Directions →
Using the entries that follow, give only the number of lines with the word "description" in them.

[Data items]
>>>>
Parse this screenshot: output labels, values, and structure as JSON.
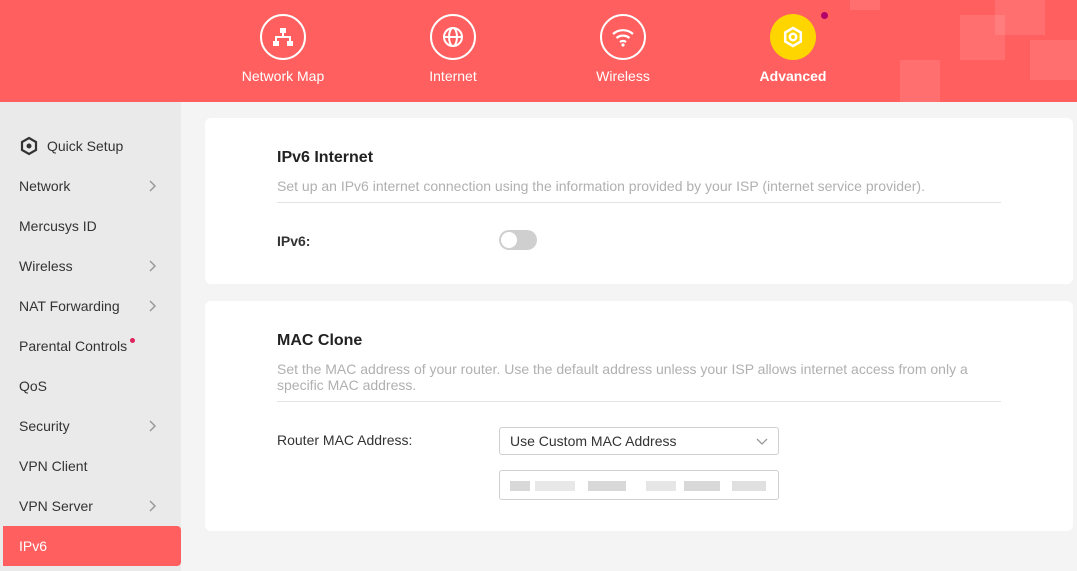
{
  "header": {
    "nav": [
      {
        "label": "Network Map",
        "icon": "network-map-icon"
      },
      {
        "label": "Internet",
        "icon": "globe-icon"
      },
      {
        "label": "Wireless",
        "icon": "wifi-icon"
      },
      {
        "label": "Advanced",
        "icon": "gear-icon",
        "active": true
      }
    ],
    "colors": {
      "bar": "#ff5f5f",
      "active_circle": "#ffd500",
      "notification_dot": "#b3006b"
    }
  },
  "sidebar": {
    "items": [
      {
        "label": "Quick Setup",
        "icon": "quick-setup-icon"
      },
      {
        "label": "Network",
        "has_submenu": true
      },
      {
        "label": "Mercusys ID"
      },
      {
        "label": "Wireless",
        "has_submenu": true
      },
      {
        "label": "NAT Forwarding",
        "has_submenu": true
      },
      {
        "label": "Parental Controls",
        "badge": true
      },
      {
        "label": "QoS"
      },
      {
        "label": "Security",
        "has_submenu": true
      },
      {
        "label": "VPN Client"
      },
      {
        "label": "VPN Server",
        "has_submenu": true
      },
      {
        "label": "IPv6",
        "active": true
      }
    ]
  },
  "ipv6_internet": {
    "title": "IPv6 Internet",
    "description": "Set up an IPv6 internet connection using the information provided by your ISP (internet service provider).",
    "toggle_label": "IPv6:",
    "toggle_on": false
  },
  "mac_clone": {
    "title": "MAC Clone",
    "description": "Set the MAC address of your router. Use the default address unless your ISP allows internet access from only a specific MAC address.",
    "field_label": "Router MAC Address:",
    "select_value": "Use Custom MAC Address",
    "mac_value_blurred": true
  }
}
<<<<
Output →
2